AB - Aims/hypothesis: Most of the known actions of angiotensin II have been considered primarily to be the result of angiotensin II subtype 1 receptor activation. However, recent data suggest that the angiotensin II subtype 2 receptor (AT2R) may modulate key processes linked to atherosclerosis. The aim of this study was to investigate the role of AT2R in diabetes-associated atherosclerosis using pharmacological blockade and genetic deficiency. Methods: Aortic plaque deposition was assessed in streptozotocin-induced diabetic apolipoprotein E (Apoe) knockout (KO) and At 2 r (also known as Agtr2)/Apoe double-KO (DKO) mice. Control and diabetic Apoe-KO mice received an AT2R antagonist PD123319 (5 mg kg-1 day-1) via osmotic minipump for 20 weeks (n = 7-8 per group). Results: Diabetes was associated with a sixfold increase in plaque area (diabetic Apoe-KO: 12.7 ± 1.4% vs control Apoe-KO: 2.3 ± 0.4%, p < 0.001) as well as a significant increase in aortic expression of the gene At 2 r (also known as Agtr2). The increase in plaque area with diabetes was attenuated in AT2R antagonist-treated diabetic Apoe-KO mice (7.1 ± 0.5%, p < 0.05) and in diabetic At 2 r/Apoe DKO mice (9.2 ± 1.3%, p < 0.05). These benefits occurred independently of glycaemic control or BP, and were associated with downregulation of a range of pro-inflammatory cytokines, adhesion molecules, chemokines and various extracellular matrix proteins. Conclusions/interpretation: This study provides evidence for AT2R playing a role in the development of diabetes-associated atherosclerosis. These findings suggest a potential utility of AT2R blockers in the prevention and treatment of diabetic macrovascular complications.
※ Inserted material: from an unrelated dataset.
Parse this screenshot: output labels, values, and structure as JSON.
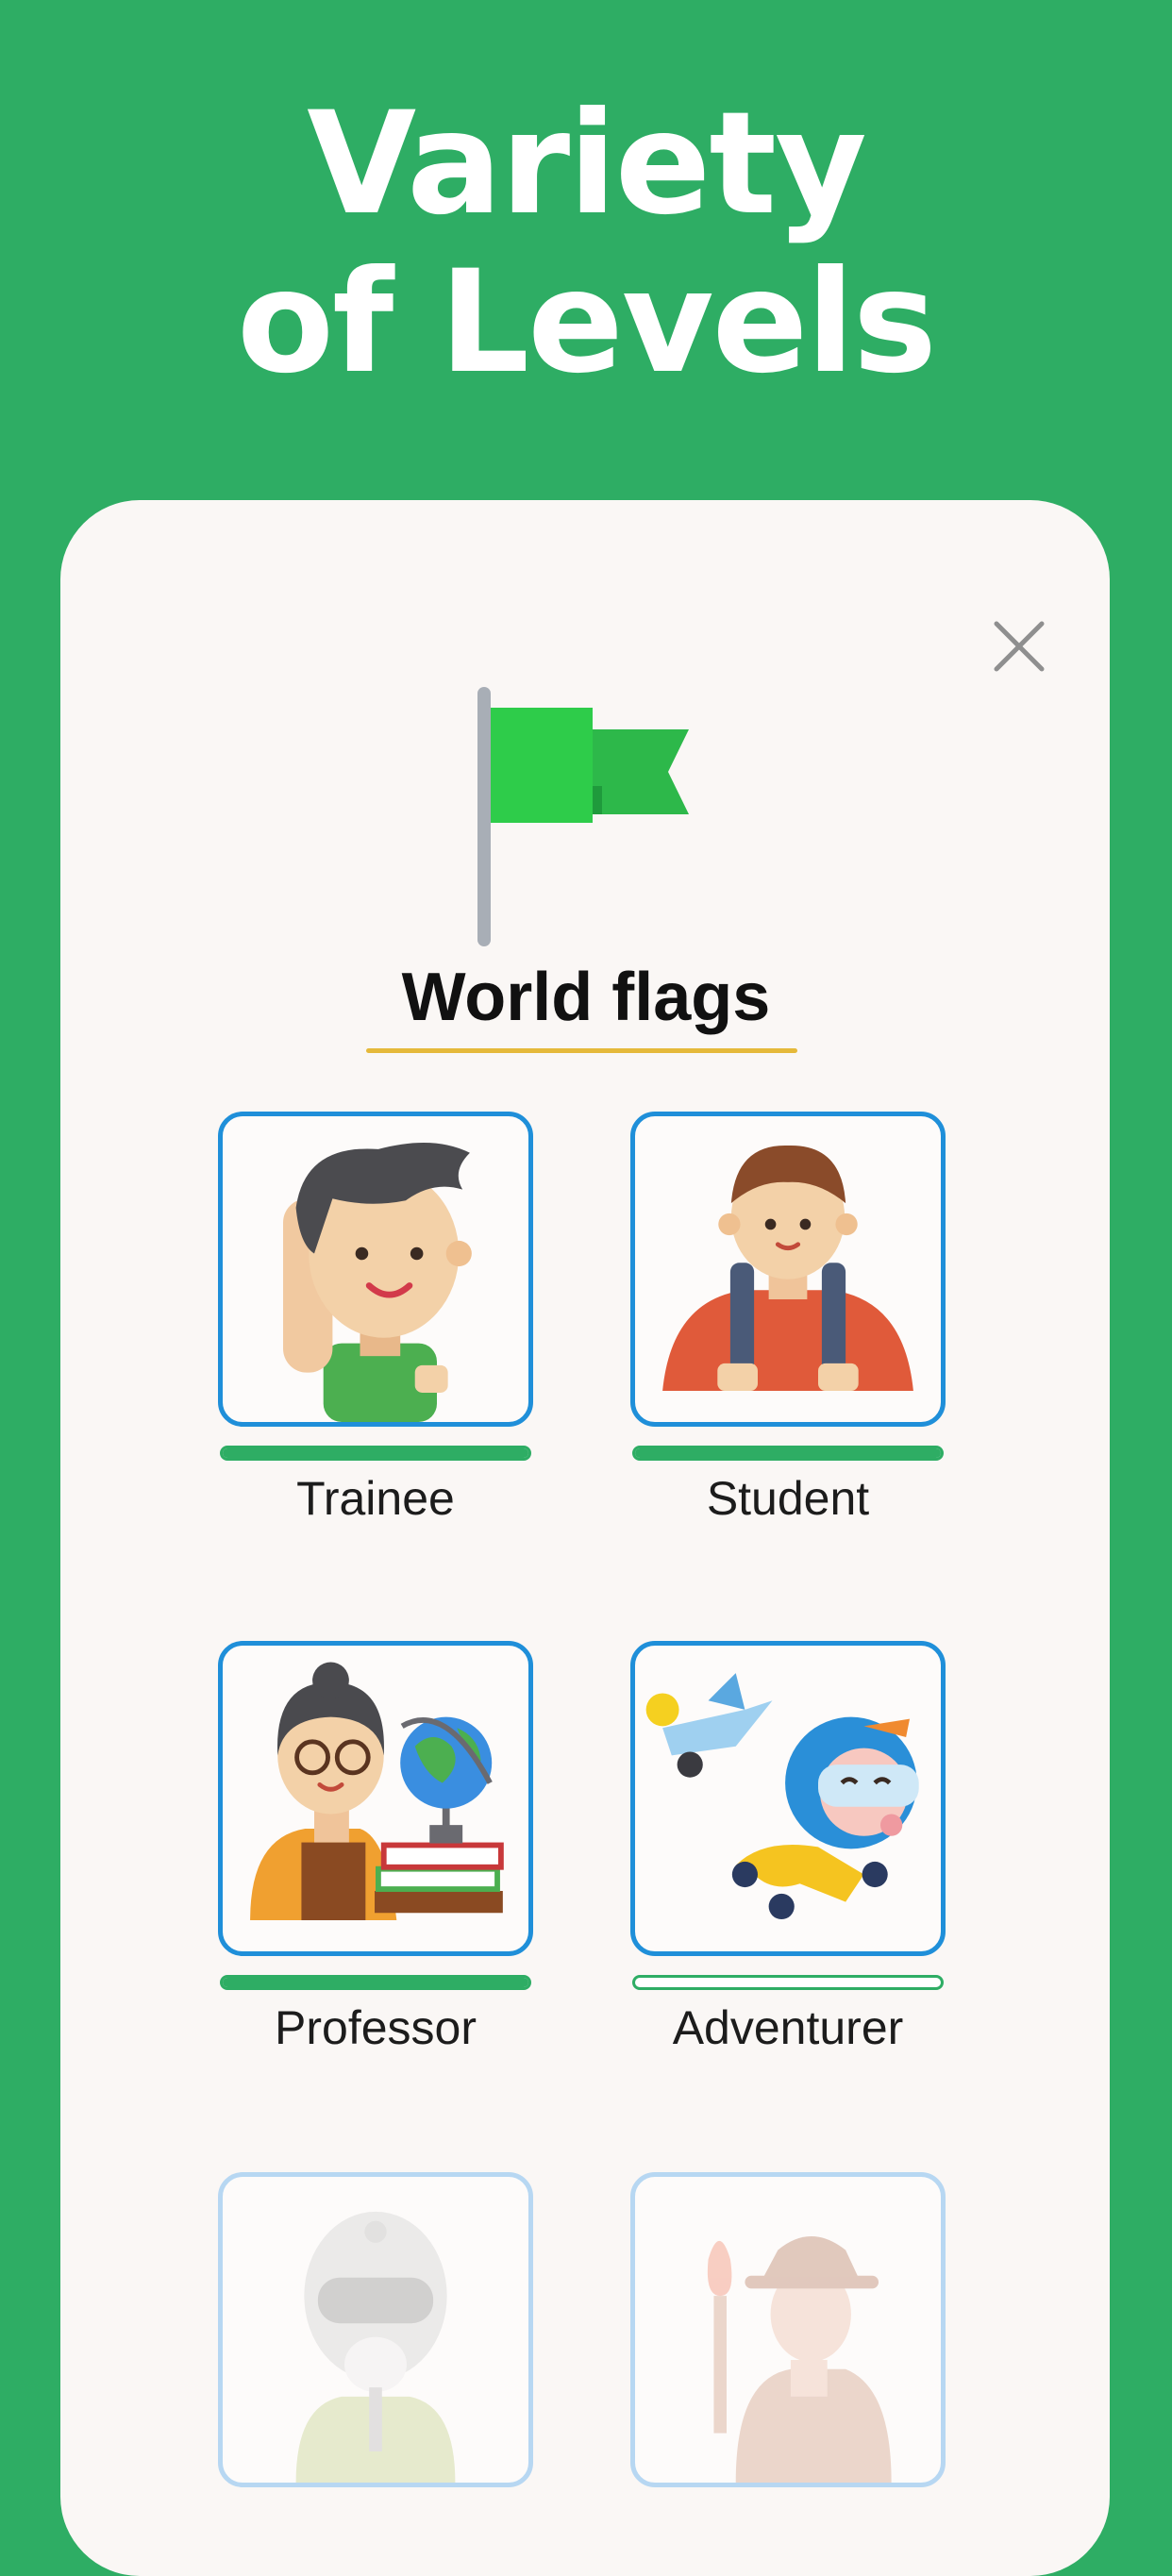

KW - Apoe-KO mouse

KW - ATR

KW - Atherosclerosis

KW - Diabetes

UR - http://www.scopus.com/inward/record.url?scp=77949275835&partnerID=8YFLogxK

U2 - 10.1007/s00125-009-1619-x

DO - 10.1007/s00125-009-1619-x

M3 - Article

VL - 53

SP - 584

EP - 592

JO - Diabetologia

JF - Diabetologia

SN - 0012-186X

IS - 3

ER -